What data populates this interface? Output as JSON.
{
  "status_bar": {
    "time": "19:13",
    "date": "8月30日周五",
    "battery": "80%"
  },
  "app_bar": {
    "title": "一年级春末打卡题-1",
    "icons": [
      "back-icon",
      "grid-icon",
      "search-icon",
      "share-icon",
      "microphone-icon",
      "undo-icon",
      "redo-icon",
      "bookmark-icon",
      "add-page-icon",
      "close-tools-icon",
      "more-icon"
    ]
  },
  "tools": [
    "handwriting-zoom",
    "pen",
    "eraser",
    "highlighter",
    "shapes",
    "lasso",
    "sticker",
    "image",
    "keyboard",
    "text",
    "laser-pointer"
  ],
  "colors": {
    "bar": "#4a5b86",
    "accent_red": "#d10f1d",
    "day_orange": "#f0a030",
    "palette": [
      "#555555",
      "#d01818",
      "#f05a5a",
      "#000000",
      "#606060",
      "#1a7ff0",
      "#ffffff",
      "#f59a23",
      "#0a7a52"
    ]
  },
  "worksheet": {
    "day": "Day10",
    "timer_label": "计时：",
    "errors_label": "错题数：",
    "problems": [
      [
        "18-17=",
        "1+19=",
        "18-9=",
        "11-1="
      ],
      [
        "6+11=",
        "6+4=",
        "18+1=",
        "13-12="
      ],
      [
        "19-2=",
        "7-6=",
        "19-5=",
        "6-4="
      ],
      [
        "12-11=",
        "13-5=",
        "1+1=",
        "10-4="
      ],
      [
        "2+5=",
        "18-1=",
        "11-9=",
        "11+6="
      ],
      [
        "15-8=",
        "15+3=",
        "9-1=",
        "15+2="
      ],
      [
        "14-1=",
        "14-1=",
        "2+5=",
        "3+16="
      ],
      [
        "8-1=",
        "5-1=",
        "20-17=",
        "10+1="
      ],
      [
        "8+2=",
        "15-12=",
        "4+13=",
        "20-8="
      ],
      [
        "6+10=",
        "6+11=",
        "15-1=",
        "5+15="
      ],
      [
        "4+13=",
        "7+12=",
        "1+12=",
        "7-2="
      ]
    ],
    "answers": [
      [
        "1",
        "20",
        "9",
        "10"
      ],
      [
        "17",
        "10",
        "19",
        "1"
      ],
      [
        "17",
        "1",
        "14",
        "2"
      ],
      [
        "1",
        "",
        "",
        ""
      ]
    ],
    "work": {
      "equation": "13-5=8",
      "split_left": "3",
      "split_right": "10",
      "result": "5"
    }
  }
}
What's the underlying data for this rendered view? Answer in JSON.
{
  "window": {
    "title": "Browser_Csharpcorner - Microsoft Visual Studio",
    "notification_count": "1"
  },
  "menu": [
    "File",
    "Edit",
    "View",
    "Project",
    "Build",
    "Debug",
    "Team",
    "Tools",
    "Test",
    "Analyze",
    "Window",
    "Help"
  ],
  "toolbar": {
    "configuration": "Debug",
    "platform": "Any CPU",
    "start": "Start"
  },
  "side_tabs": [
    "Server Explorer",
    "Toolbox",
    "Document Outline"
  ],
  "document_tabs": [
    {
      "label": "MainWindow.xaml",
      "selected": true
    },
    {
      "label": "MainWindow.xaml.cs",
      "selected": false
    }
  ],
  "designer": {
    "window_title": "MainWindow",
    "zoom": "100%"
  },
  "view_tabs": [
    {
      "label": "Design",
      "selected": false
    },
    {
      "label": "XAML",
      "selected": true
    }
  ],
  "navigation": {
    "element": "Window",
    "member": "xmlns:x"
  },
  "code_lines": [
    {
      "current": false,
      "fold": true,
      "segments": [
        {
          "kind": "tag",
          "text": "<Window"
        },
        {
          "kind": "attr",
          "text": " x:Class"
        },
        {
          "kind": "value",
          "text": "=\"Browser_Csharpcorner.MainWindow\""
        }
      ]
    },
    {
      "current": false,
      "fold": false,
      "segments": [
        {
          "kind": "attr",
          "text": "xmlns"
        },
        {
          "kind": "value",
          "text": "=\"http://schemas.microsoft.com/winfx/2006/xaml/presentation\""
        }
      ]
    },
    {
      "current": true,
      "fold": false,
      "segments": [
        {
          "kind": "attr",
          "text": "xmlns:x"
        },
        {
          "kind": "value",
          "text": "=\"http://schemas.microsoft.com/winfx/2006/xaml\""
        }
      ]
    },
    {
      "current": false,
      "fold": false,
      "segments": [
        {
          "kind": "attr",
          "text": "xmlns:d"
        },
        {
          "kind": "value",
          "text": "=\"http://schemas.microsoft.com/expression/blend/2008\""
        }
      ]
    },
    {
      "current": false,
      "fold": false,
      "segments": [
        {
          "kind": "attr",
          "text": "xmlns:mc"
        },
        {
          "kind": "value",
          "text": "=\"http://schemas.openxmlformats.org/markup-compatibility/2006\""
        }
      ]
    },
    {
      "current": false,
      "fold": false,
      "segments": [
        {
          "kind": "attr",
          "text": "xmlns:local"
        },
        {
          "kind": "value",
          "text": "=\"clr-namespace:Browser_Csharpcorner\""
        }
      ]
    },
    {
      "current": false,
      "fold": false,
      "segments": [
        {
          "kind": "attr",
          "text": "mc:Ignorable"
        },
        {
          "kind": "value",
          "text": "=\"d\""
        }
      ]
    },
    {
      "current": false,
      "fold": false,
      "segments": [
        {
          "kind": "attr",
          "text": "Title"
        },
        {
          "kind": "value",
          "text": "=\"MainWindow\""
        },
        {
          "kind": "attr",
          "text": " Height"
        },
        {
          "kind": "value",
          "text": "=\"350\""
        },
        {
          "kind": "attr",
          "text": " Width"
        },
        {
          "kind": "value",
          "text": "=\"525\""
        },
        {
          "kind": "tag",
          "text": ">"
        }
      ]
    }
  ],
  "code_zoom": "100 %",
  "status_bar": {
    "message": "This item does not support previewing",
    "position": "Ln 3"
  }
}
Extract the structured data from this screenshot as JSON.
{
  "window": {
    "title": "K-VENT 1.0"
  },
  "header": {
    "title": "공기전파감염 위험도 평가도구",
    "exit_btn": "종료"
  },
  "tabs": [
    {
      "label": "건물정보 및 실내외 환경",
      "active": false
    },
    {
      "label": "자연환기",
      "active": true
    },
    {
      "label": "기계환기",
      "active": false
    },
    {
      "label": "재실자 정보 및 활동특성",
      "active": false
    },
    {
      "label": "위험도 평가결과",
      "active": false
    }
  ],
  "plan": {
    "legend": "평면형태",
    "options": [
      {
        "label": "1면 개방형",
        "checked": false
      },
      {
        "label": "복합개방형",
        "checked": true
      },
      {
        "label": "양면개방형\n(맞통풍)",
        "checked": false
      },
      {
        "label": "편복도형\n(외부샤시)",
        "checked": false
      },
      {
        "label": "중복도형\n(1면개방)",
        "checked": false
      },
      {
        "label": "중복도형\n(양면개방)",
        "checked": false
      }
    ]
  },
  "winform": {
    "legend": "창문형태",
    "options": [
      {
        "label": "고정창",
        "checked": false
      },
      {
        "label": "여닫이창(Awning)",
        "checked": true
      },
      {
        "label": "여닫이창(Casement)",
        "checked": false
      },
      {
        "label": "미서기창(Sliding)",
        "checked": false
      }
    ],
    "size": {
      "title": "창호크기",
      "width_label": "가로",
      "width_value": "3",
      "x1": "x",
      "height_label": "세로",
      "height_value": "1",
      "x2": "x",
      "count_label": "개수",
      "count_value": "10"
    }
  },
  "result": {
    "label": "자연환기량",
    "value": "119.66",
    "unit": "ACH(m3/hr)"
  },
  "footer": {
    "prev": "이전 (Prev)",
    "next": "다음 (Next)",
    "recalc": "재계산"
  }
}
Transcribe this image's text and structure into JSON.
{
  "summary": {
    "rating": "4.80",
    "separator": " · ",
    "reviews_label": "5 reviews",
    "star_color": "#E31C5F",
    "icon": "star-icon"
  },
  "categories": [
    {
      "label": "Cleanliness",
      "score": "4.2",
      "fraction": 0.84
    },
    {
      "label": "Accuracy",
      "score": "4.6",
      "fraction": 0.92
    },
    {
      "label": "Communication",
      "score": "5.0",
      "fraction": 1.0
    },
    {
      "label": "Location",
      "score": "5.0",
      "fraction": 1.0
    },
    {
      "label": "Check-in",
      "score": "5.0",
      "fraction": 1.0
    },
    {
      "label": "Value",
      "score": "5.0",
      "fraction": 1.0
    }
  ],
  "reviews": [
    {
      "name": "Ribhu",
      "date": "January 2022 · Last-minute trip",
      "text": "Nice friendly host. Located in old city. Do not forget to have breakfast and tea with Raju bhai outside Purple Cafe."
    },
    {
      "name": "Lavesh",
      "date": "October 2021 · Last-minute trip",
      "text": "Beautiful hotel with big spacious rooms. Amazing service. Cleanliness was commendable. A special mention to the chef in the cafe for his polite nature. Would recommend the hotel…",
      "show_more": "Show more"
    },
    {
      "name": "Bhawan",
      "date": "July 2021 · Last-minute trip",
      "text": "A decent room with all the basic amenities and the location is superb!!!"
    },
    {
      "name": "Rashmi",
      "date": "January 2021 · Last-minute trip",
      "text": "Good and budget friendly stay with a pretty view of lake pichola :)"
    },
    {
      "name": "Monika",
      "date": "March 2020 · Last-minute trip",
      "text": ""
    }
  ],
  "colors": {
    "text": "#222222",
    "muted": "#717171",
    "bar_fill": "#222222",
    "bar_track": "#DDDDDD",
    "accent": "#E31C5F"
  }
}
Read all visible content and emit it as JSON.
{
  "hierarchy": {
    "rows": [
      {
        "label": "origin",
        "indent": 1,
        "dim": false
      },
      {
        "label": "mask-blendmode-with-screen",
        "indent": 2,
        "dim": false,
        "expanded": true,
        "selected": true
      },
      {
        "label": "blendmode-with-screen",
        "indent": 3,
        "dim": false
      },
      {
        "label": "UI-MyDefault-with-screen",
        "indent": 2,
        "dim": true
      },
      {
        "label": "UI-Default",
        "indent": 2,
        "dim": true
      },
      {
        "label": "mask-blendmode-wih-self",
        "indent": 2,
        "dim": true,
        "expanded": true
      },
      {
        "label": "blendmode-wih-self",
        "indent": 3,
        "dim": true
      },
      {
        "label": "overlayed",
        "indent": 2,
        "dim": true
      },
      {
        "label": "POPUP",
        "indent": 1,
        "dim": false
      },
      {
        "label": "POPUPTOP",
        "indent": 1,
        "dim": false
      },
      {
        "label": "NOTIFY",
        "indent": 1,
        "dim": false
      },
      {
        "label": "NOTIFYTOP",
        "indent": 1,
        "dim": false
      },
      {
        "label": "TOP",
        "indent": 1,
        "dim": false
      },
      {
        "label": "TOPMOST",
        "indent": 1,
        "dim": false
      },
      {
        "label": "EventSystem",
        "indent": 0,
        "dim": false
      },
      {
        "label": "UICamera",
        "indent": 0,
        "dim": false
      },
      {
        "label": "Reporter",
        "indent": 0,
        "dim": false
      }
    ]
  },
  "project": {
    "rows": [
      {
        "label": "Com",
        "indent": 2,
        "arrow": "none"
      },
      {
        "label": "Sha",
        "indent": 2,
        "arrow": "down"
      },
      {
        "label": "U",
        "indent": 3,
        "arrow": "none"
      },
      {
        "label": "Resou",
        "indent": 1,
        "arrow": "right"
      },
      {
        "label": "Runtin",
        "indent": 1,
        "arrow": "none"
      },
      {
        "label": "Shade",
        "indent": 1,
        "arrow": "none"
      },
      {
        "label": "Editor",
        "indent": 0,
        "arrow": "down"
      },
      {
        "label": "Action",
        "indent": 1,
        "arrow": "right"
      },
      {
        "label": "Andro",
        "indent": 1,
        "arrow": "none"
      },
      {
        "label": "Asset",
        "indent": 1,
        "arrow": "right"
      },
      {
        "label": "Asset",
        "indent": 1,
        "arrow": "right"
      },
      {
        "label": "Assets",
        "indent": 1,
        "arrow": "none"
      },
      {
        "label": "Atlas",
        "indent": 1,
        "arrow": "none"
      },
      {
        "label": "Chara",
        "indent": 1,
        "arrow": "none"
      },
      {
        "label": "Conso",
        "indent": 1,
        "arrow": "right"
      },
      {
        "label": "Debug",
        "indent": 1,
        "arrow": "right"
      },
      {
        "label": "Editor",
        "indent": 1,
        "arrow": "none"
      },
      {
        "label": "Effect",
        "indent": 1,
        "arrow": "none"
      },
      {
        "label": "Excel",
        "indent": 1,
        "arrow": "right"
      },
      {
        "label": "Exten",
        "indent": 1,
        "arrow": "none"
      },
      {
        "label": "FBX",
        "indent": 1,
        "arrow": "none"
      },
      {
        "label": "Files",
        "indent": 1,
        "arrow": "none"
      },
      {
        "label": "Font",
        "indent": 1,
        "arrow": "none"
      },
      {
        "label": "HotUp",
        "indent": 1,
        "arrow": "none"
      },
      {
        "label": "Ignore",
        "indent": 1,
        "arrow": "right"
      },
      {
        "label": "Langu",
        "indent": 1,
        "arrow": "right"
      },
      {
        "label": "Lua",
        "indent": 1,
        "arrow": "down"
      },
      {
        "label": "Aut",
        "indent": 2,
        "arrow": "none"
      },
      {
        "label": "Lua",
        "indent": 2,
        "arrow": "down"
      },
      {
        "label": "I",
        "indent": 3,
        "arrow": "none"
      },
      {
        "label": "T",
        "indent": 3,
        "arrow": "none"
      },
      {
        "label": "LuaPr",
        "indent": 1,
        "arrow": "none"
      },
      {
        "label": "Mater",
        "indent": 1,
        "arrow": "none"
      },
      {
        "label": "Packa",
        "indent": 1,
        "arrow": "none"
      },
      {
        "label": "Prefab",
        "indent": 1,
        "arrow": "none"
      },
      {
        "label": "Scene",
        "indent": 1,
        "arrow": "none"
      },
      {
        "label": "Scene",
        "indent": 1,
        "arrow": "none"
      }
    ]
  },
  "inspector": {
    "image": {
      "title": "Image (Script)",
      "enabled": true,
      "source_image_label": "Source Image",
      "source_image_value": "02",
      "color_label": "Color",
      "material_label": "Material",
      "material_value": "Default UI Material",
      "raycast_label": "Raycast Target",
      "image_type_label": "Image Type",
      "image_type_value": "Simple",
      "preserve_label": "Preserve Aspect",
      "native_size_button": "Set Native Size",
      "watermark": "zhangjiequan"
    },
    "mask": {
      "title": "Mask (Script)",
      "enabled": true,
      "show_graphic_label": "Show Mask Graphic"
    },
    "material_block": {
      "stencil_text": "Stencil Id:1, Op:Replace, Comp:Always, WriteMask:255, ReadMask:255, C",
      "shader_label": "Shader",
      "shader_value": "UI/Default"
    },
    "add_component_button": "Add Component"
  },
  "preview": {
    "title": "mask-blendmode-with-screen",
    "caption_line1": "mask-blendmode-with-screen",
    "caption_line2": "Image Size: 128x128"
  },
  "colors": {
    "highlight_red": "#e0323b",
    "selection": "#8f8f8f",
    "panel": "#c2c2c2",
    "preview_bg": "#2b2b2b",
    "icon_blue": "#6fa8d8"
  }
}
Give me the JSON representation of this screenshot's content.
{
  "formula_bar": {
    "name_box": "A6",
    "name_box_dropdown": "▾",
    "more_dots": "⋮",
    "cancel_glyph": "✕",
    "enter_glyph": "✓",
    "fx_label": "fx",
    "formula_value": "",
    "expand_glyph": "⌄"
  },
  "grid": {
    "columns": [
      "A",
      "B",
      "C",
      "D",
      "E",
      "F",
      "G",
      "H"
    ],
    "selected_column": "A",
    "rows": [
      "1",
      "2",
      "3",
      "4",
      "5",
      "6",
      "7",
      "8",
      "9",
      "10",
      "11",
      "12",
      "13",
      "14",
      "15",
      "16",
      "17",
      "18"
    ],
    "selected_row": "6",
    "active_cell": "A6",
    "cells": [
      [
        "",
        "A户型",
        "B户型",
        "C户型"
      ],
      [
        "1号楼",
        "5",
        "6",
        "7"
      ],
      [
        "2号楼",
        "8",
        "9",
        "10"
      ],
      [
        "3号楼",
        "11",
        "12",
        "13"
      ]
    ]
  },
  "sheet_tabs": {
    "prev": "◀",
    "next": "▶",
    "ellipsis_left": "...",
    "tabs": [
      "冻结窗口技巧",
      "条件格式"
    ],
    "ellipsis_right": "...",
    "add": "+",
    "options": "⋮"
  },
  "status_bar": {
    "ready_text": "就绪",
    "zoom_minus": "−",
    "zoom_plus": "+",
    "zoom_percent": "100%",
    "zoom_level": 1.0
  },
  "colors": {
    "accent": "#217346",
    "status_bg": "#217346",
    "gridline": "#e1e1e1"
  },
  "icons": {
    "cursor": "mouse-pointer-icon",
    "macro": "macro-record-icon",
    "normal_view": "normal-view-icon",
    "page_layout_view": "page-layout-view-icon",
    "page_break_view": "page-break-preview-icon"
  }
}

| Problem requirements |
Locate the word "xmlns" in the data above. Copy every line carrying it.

| Task response |
    "member": "xmlns:x"
          "text": "xmlns"
          "text": "xmlns:x"
          "text": "xmlns:d"
          "text": "xmlns:mc"
          "text": "xmlns:local"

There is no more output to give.